Assignment ▸ Pictures should be left out while the data beneath this task is written out word for word.
[Material for this exercise Boundary: Start]
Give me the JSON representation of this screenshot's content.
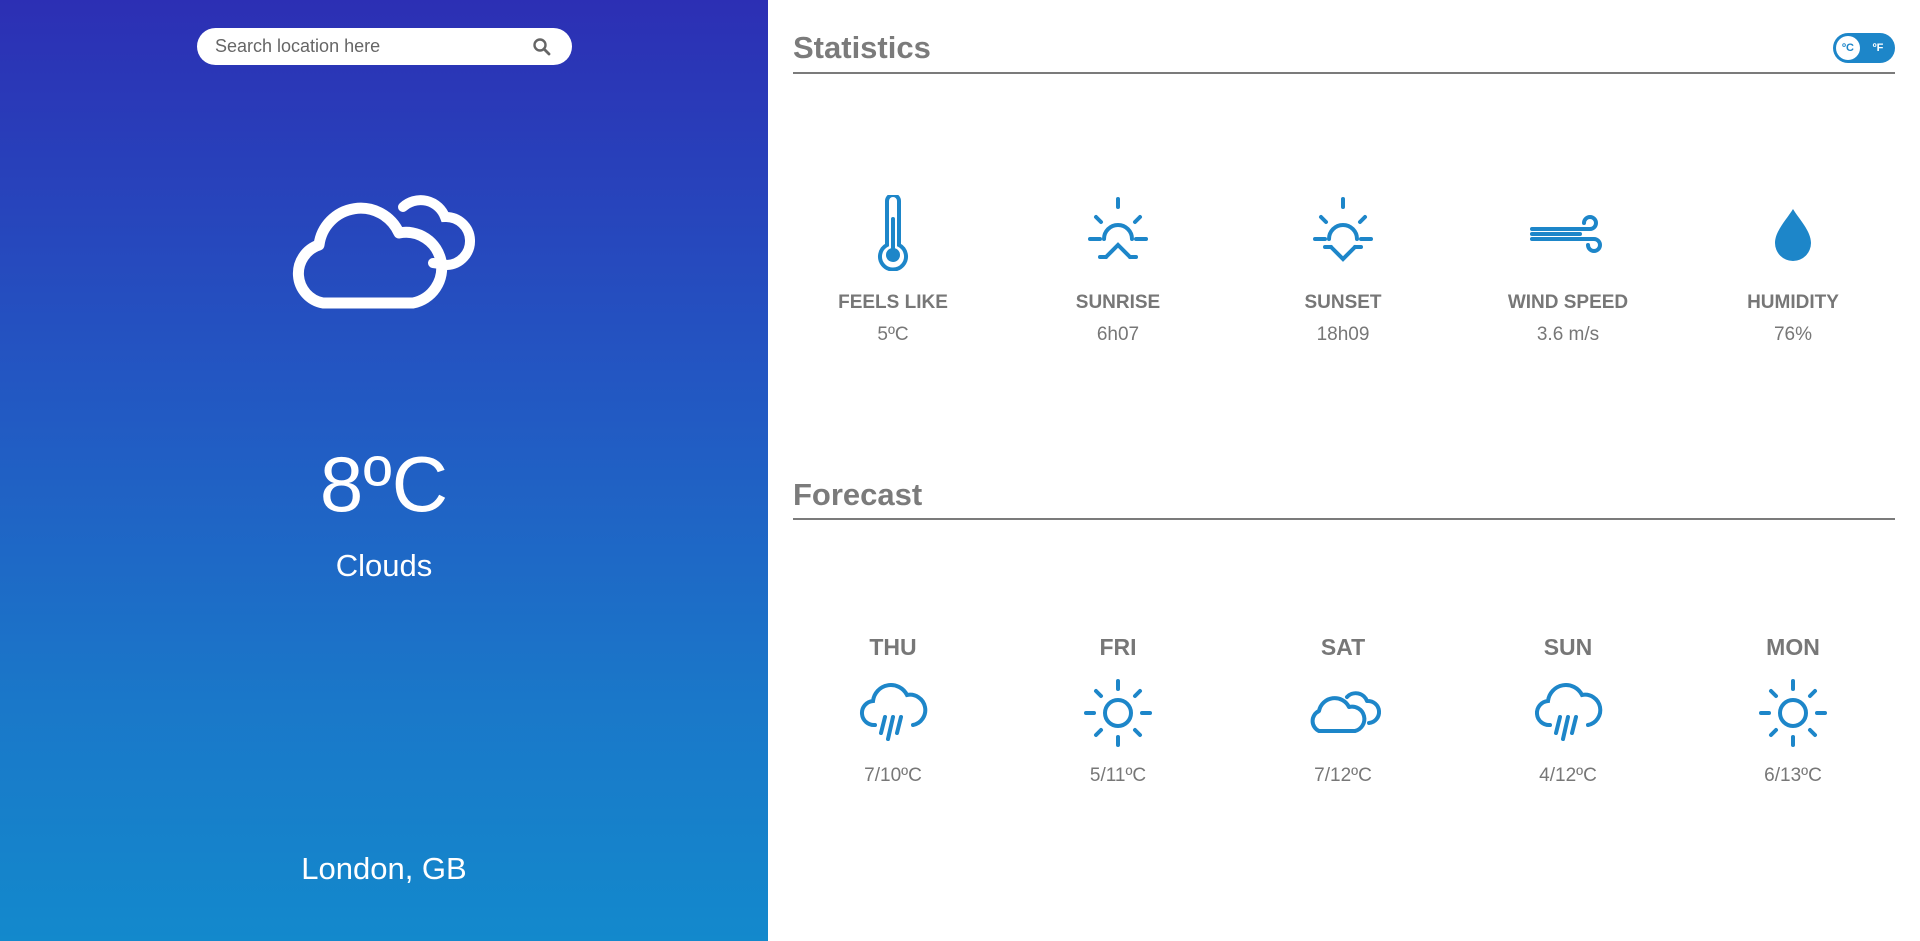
{
  "search": {
    "placeholder": "Search location here",
    "icon": "search-icon"
  },
  "current": {
    "icon": "clouds-icon",
    "temperature": "8ºC",
    "condition": "Clouds",
    "location": "London, GB"
  },
  "statistics": {
    "title": "Statistics",
    "unit_toggle": {
      "celsius": "ºC",
      "fahrenheit": "ºF"
    },
    "items": [
      {
        "icon": "thermometer-icon",
        "label": "FEELS LIKE",
        "value": "5ºC"
      },
      {
        "icon": "sunrise-icon",
        "label": "SUNRISE",
        "value": "6h07"
      },
      {
        "icon": "sunset-icon",
        "label": "SUNSET",
        "value": "18h09"
      },
      {
        "icon": "wind-icon",
        "label": "WIND SPEED",
        "value": "3.6 m/s"
      },
      {
        "icon": "humidity-drop-icon",
        "label": "HUMIDITY",
        "value": "76%"
      }
    ]
  },
  "forecast": {
    "title": "Forecast",
    "days": [
      {
        "day": "THU",
        "icon": "rain-icon",
        "range": "7/10ºC"
      },
      {
        "day": "FRI",
        "icon": "sun-icon",
        "range": "5/11ºC"
      },
      {
        "day": "SAT",
        "icon": "cloud-icon",
        "range": "7/12ºC"
      },
      {
        "day": "SUN",
        "icon": "rain-icon",
        "range": "4/12ºC"
      },
      {
        "day": "MON",
        "icon": "sun-icon",
        "range": "6/13ºC"
      }
    ]
  },
  "colors": {
    "accent": "#1d86c9",
    "text": "#777777",
    "gradient_top": "#2c2fb4",
    "gradient_bottom": "#1389cc"
  }
}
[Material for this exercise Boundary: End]
Your solution ▸
Give me the JSON representation of this screenshot's content.
{
  "search": {
    "placeholder": "Search location here",
    "icon": "search-icon"
  },
  "current": {
    "icon": "clouds-icon",
    "temperature": "8ºC",
    "condition": "Clouds",
    "location": "London, GB"
  },
  "statistics": {
    "title": "Statistics",
    "unit_toggle": {
      "celsius": "ºC",
      "fahrenheit": "ºF"
    },
    "items": [
      {
        "icon": "thermometer-icon",
        "label": "FEELS LIKE",
        "value": "5ºC"
      },
      {
        "icon": "sunrise-icon",
        "label": "SUNRISE",
        "value": "6h07"
      },
      {
        "icon": "sunset-icon",
        "label": "SUNSET",
        "value": "18h09"
      },
      {
        "icon": "wind-icon",
        "label": "WIND SPEED",
        "value": "3.6 m/s"
      },
      {
        "icon": "humidity-drop-icon",
        "label": "HUMIDITY",
        "value": "76%"
      }
    ]
  },
  "forecast": {
    "title": "Forecast",
    "days": [
      {
        "day": "THU",
        "icon": "rain-icon",
        "range": "7/10ºC"
      },
      {
        "day": "FRI",
        "icon": "sun-icon",
        "range": "5/11ºC"
      },
      {
        "day": "SAT",
        "icon": "cloud-icon",
        "range": "7/12ºC"
      },
      {
        "day": "SUN",
        "icon": "rain-icon",
        "range": "4/12ºC"
      },
      {
        "day": "MON",
        "icon": "sun-icon",
        "range": "6/13ºC"
      }
    ]
  },
  "colors": {
    "accent": "#1d86c9",
    "text": "#777777",
    "gradient_top": "#2c2fb4",
    "gradient_bottom": "#1389cc"
  }
}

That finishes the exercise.